### Exercise goal:
Whenever a line carries the word "perm", pull it out of the entries.

*** Opening Information provided ***

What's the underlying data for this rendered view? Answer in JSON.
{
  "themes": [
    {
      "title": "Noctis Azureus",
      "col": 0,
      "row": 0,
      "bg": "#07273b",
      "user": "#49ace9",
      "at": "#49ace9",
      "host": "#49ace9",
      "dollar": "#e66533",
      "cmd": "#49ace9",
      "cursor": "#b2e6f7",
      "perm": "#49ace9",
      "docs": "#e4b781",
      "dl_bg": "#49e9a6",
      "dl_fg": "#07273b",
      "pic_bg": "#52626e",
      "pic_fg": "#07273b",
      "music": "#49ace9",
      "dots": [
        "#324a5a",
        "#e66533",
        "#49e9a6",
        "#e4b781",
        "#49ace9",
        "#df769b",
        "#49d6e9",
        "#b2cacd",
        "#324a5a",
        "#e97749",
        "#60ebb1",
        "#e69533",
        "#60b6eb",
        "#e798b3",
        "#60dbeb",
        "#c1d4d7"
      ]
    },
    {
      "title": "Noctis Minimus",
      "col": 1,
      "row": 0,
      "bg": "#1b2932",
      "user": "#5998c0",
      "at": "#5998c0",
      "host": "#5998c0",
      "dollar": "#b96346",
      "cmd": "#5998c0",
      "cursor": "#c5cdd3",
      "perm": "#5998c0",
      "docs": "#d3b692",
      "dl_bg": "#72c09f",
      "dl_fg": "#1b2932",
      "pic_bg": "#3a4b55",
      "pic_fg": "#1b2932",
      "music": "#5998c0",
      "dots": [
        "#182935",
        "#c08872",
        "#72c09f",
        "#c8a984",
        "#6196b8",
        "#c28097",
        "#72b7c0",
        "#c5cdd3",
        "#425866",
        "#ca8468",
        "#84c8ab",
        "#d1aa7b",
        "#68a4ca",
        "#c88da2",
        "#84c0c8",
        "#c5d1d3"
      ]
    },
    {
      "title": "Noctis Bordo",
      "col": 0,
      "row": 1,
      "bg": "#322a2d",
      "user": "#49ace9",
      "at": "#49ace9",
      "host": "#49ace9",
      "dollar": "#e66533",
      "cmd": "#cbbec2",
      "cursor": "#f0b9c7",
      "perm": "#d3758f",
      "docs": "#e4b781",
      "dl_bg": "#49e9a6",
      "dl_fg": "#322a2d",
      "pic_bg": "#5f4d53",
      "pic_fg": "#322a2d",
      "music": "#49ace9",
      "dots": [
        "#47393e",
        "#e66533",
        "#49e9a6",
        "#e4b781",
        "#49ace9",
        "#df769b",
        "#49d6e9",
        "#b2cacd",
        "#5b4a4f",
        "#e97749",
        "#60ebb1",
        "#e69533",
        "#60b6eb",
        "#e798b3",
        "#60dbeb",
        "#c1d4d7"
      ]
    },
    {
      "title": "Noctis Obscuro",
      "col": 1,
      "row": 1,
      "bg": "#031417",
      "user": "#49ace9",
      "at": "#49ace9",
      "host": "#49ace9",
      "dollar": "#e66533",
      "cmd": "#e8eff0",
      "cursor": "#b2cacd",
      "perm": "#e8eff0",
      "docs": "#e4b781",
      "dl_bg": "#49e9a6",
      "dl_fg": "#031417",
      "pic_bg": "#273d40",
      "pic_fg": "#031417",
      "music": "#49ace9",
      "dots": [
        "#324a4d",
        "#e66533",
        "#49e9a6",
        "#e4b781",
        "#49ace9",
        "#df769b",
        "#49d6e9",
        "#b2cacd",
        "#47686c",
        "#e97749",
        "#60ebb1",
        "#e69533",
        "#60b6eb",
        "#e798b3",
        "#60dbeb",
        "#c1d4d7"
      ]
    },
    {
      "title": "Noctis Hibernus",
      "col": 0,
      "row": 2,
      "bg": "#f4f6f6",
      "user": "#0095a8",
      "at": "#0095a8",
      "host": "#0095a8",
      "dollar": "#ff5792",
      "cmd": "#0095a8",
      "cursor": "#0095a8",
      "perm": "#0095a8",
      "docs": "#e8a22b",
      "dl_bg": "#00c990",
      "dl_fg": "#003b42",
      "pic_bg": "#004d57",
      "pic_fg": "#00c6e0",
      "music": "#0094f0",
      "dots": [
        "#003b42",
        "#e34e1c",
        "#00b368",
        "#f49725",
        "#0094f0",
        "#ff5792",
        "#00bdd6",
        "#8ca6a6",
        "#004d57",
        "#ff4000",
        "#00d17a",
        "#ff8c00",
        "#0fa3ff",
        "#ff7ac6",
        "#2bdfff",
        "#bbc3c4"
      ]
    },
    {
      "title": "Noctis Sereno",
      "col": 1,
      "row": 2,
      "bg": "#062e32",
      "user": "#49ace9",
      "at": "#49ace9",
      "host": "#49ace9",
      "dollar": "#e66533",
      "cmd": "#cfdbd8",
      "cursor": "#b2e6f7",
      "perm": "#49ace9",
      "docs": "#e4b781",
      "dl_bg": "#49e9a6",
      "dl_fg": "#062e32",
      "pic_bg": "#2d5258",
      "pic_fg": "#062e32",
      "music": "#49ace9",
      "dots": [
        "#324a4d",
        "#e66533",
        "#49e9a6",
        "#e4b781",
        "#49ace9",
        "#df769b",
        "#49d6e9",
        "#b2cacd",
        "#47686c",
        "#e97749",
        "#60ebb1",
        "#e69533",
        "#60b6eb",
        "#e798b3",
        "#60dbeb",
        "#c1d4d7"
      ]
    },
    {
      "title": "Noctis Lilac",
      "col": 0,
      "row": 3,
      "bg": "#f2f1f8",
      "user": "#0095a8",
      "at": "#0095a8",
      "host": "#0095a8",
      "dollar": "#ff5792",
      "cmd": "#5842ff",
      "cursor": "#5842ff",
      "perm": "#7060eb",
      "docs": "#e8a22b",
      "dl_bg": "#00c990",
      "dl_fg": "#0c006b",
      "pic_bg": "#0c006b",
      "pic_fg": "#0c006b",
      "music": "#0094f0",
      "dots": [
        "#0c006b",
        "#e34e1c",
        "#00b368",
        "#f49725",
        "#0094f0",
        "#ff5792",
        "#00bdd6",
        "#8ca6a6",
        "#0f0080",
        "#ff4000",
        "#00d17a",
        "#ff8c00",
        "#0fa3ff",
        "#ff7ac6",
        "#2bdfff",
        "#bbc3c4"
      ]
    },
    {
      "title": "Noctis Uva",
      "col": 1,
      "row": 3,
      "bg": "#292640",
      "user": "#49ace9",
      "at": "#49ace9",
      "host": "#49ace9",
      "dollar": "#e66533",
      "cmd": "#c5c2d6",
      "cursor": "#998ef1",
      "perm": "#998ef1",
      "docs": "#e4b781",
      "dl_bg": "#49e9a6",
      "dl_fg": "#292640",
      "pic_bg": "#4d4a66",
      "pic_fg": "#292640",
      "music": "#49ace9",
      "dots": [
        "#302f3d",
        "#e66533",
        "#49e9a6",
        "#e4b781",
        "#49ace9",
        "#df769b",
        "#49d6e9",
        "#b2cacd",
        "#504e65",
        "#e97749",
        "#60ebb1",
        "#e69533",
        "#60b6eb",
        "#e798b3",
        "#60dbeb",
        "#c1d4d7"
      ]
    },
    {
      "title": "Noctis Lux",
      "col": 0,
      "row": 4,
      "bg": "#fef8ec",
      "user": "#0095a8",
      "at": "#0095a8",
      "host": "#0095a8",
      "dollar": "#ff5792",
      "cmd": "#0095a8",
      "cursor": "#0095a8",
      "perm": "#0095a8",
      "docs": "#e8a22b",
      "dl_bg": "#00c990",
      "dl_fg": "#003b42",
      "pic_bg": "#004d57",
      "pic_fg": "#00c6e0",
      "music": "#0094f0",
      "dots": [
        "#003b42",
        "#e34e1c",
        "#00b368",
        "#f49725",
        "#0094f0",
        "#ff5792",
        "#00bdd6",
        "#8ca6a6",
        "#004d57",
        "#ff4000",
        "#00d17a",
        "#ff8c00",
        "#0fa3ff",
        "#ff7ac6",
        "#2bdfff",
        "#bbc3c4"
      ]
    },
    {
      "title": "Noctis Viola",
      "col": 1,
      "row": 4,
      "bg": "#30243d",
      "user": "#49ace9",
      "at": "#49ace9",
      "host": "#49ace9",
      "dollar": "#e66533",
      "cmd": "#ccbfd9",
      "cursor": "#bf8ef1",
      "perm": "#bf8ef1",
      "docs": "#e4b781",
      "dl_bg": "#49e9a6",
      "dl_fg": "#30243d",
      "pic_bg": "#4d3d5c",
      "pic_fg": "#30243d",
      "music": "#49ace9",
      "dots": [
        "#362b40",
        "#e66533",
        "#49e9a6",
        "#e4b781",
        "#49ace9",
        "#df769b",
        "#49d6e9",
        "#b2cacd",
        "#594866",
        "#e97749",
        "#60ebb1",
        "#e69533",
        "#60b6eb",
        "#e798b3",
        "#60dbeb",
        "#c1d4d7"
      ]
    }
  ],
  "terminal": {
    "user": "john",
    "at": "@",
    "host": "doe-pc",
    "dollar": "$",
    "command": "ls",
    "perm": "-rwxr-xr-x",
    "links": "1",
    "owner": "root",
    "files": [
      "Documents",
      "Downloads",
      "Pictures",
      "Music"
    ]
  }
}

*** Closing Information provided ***

### Written answer:
      "perm": "#49ace9",
      "perm": "#5998c0",
      "perm": "#d3758f",
      "perm": "#e8eff0",
      "perm": "#0095a8",
      "perm": "#49ace9",
      "perm": "#7060eb",
      "perm": "#998ef1",
      "perm": "#0095a8",
      "perm": "#bf8ef1",
    "perm": "-rwxr-xr-x",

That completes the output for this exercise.